George Bennett became a beekeeper, partly because he had been informed that bee stings were a cure for rheumatism. According to George, the cure worked. At 95 years of age he was still active, exhibiting honey, wax and bee material at local shows. Tom Francis observed that it either said much for the cartoonist’s ability that people who knew George Bennett in the 1940s could still recognise him in a drawing made some sixty years before, or else ‘said more’ for the virility and vigour of the veteran himself.

From Tom Francis’s notes on slide 61.

Bordergate Dairy

Dairy that was in Wilson Avenue.

Referred to in this 5th January 1962 article from the Mitcham News & Mercury on the death of local dairyman.

RETIRED dairyman Mr. Arthur Court (aged 69), Victoria Road, Mitcham, who died suddenly last week, was a well-known local personality.

He went into the dairy business after leaving school at Killick’s Lane — now St. Mark’s Road — and could remember driving cows to graze on Figges Marsh when he was only 10. He celebrated his golden wedding with his 70-year-old wife in February.

During the First World War he served in the Royal Flying Corps as a cook.

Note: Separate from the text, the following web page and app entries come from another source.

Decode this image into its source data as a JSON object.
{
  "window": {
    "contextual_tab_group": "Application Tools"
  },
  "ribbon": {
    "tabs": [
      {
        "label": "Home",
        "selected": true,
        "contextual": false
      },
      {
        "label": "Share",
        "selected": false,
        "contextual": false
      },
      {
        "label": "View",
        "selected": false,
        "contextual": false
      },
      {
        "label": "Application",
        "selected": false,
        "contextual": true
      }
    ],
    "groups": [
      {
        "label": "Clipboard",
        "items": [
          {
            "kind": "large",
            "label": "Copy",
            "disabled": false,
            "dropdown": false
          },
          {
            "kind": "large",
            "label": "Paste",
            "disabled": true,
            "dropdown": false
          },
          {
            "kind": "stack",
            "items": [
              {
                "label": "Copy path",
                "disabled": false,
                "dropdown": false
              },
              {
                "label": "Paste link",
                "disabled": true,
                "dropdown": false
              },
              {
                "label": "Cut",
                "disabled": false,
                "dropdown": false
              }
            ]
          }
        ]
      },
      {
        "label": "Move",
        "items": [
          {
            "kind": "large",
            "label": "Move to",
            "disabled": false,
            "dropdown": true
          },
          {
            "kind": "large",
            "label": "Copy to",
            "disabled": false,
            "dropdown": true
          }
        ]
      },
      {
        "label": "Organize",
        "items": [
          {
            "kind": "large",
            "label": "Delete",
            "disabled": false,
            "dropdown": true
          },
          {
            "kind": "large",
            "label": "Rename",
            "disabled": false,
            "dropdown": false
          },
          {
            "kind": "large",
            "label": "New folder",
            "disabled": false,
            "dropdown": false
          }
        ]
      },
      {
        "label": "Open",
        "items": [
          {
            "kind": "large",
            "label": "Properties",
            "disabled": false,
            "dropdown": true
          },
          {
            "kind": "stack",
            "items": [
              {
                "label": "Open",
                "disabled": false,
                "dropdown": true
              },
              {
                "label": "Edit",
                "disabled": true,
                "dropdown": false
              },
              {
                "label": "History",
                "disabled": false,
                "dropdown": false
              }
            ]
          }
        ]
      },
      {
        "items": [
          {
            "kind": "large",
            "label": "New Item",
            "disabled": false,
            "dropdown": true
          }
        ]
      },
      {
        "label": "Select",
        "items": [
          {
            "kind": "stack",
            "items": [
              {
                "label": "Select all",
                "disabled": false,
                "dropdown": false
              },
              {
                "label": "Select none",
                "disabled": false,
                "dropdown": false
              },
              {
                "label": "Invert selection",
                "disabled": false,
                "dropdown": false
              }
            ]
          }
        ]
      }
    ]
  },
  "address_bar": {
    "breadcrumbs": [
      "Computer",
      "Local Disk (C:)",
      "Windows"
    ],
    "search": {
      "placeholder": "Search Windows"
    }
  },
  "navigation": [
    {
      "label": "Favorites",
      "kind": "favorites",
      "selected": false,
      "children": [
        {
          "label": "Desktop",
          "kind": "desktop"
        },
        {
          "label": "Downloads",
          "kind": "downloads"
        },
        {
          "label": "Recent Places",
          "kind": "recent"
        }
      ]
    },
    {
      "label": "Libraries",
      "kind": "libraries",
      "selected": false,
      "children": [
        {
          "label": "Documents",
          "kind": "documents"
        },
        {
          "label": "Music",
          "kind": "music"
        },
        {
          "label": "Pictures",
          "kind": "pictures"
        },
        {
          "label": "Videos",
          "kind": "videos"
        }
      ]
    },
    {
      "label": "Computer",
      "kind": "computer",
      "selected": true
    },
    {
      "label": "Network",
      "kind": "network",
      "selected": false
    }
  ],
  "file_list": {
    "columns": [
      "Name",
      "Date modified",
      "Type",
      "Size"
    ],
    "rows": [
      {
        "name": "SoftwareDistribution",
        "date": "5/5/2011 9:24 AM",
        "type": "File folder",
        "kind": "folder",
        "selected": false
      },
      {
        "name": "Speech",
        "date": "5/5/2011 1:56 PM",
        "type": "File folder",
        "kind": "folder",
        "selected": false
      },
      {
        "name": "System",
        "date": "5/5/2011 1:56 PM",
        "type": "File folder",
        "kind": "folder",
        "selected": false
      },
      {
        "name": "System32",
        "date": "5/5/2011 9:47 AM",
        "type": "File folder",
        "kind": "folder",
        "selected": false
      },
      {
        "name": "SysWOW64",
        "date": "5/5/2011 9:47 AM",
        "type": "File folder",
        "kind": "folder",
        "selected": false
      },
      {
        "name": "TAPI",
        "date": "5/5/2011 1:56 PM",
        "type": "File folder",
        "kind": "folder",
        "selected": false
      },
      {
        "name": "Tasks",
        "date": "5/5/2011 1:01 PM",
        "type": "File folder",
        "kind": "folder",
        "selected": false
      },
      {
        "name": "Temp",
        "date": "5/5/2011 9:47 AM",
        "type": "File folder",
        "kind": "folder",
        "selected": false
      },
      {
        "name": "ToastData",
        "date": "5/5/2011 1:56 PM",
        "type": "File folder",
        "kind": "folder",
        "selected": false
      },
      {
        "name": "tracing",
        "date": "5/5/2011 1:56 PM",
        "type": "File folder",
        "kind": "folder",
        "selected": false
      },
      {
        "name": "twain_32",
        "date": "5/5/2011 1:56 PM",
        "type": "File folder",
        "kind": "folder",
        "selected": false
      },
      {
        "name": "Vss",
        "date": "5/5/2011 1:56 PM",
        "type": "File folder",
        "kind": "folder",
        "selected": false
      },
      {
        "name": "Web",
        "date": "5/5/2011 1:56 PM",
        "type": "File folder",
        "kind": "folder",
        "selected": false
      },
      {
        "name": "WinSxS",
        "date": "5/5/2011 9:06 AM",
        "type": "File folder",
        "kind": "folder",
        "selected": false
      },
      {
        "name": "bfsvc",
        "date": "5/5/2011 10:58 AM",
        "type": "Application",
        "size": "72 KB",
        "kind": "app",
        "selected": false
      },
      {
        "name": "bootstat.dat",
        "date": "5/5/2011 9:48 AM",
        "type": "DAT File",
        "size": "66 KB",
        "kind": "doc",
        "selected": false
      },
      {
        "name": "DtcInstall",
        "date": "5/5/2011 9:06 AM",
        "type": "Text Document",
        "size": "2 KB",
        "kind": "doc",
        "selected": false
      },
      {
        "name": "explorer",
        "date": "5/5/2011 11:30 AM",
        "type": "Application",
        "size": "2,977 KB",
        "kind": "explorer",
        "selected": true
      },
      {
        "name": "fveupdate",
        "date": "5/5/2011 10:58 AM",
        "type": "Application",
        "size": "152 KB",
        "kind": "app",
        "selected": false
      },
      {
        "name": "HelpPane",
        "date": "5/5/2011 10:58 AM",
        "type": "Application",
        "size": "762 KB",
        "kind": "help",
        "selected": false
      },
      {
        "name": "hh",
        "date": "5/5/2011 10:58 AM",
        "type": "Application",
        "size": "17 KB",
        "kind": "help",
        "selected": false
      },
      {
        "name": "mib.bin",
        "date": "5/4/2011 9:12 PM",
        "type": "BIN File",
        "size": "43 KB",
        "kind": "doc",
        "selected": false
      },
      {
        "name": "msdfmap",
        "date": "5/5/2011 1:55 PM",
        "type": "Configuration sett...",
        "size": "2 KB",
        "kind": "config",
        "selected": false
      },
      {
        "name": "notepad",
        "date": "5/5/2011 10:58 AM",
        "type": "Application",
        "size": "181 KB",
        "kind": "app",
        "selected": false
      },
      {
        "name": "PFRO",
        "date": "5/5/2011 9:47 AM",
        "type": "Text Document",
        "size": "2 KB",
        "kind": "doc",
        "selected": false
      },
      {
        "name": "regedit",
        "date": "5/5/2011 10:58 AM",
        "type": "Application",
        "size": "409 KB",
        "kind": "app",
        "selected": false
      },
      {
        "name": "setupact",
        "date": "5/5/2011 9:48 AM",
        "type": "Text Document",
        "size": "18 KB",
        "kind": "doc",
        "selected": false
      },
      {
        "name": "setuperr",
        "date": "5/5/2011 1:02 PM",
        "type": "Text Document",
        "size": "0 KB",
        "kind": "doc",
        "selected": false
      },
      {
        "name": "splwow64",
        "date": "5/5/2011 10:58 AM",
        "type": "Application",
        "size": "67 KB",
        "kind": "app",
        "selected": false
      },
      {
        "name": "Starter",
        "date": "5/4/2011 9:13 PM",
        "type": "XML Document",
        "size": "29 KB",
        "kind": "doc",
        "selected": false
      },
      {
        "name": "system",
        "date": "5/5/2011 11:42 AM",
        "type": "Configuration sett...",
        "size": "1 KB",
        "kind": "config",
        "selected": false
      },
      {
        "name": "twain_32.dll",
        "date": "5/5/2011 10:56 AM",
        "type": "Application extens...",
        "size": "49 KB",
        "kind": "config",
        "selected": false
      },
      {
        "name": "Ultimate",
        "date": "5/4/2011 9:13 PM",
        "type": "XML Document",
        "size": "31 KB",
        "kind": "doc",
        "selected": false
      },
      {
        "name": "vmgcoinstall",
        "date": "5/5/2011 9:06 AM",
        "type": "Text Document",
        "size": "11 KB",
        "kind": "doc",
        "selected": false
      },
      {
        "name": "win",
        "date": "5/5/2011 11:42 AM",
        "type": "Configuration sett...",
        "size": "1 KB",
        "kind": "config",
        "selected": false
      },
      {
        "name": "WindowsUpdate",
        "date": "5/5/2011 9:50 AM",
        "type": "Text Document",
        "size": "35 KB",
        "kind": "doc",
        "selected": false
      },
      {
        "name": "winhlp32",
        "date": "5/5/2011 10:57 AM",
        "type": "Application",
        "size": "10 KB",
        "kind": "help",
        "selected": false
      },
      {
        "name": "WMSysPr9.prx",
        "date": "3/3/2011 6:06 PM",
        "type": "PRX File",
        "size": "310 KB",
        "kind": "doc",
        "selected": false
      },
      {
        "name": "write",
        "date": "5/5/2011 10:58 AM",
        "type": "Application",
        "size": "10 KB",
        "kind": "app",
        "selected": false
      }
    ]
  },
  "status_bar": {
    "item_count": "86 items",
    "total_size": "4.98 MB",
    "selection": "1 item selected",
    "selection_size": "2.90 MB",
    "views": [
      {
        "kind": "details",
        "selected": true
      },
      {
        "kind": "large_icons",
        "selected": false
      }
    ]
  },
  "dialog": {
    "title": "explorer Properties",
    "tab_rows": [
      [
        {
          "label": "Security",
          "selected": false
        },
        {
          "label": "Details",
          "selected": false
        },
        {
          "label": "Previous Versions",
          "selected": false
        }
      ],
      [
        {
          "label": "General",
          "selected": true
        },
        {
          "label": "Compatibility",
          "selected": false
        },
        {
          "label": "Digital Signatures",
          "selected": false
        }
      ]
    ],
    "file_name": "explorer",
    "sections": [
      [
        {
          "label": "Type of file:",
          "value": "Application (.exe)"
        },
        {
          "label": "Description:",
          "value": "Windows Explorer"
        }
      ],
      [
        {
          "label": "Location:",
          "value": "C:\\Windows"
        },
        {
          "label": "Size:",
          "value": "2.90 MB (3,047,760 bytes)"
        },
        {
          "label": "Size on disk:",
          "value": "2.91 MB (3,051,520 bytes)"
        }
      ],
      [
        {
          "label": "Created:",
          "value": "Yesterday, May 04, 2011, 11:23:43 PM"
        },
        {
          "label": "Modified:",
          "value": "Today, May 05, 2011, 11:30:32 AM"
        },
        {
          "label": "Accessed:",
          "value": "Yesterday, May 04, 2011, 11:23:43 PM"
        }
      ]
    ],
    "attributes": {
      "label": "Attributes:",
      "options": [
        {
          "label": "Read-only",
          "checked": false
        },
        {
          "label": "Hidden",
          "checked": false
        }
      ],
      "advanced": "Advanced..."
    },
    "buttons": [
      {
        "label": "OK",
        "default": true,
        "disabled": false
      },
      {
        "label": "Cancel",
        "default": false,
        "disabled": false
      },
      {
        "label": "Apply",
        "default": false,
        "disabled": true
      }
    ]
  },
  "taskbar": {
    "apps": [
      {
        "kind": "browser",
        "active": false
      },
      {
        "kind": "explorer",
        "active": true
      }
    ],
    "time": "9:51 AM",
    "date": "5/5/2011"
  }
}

After, he took over Bordergate Dairy at Wilson Avenue, Mitcham.

Among his eight grandchildren were Tommy Court, a Kingstonian footballer, David Court, who is with Arsenal, and Elizabeth West of Mitcham Athletic Club.

Probate record on Ancestry shows his death was on 27th December 1961, and he lived at 141 Victoria Road. He left £2,702 7s. to his widow.

1976 : Mr Sparrowhawk out-drinks horse in Bucks Head

From the Sunday People, 31st October, 1976, via the British Newspaper Archive.

Mr Sparrowhawk out-drinks Boozy Toby

It looked like a cert for Toby the pony when he met Ron Sparrowhawk in a challenge beer drinking contest.

Observers of form in the public bar at the Bucks Head, Mitcham, Surrey, pointed to the size of his mouth, the length of his his tongue and his great capacity for liquid.

Challenger Ron Sparrowhawk, they argued, though known to be a fast man with a pint, was taking on more than his weight. The smart money was going on Toby, a proven sprinter over anything from one to six pints.

The public bar was tense when timekeeper Mike Green, landlord at the Bucks Head, put up Toby’s pint.

It was a smooth three-lap performance – three laps of that long tongue and the pint was gone in a snappy six seconds.

Then it was the turn of Ron Sparrowhawk.

He looked confident as he took his stance opposite his pint, nicely placed at the edge of the bar.

He raised the glass with a nice easy action, placed it to his lips.

Then, as the crowd fell silent, Ron downed the pint in an amazing three seconds.

Over

The contest was over. The dark horse had won.

What the punters didn’t know is that Ron Sparrowhawk, of Bond Road, Mitcham, is an expert on the drinking capacity of animals.

“I’ve always been a drinking man,” he said later, “so naturally I’ve been curious about what other animals can sink.

“I wanted to put my theories to the test with Toby, hence the challenge.

“I just open my mouth and pour. It’s like tipping it down a drain.

“Toby has a long tongue, I grant you. But I’ve got the technique. And a long longue is no match for technique.

“Watch the drinkers in any local. How many long tongues do you see?

“Mind you, that Toby can hold more than I can. But he hasn’t got the speed.”

Ron, who owns a shellfish stall, was full of praise for his beaten rival.

“He’s a plucky contestant that Toby and I’m planning a rematch.”

Landlord Mike Green said that Toby started drinking beer six months ago.

“He has three pints in the morning and three at night.”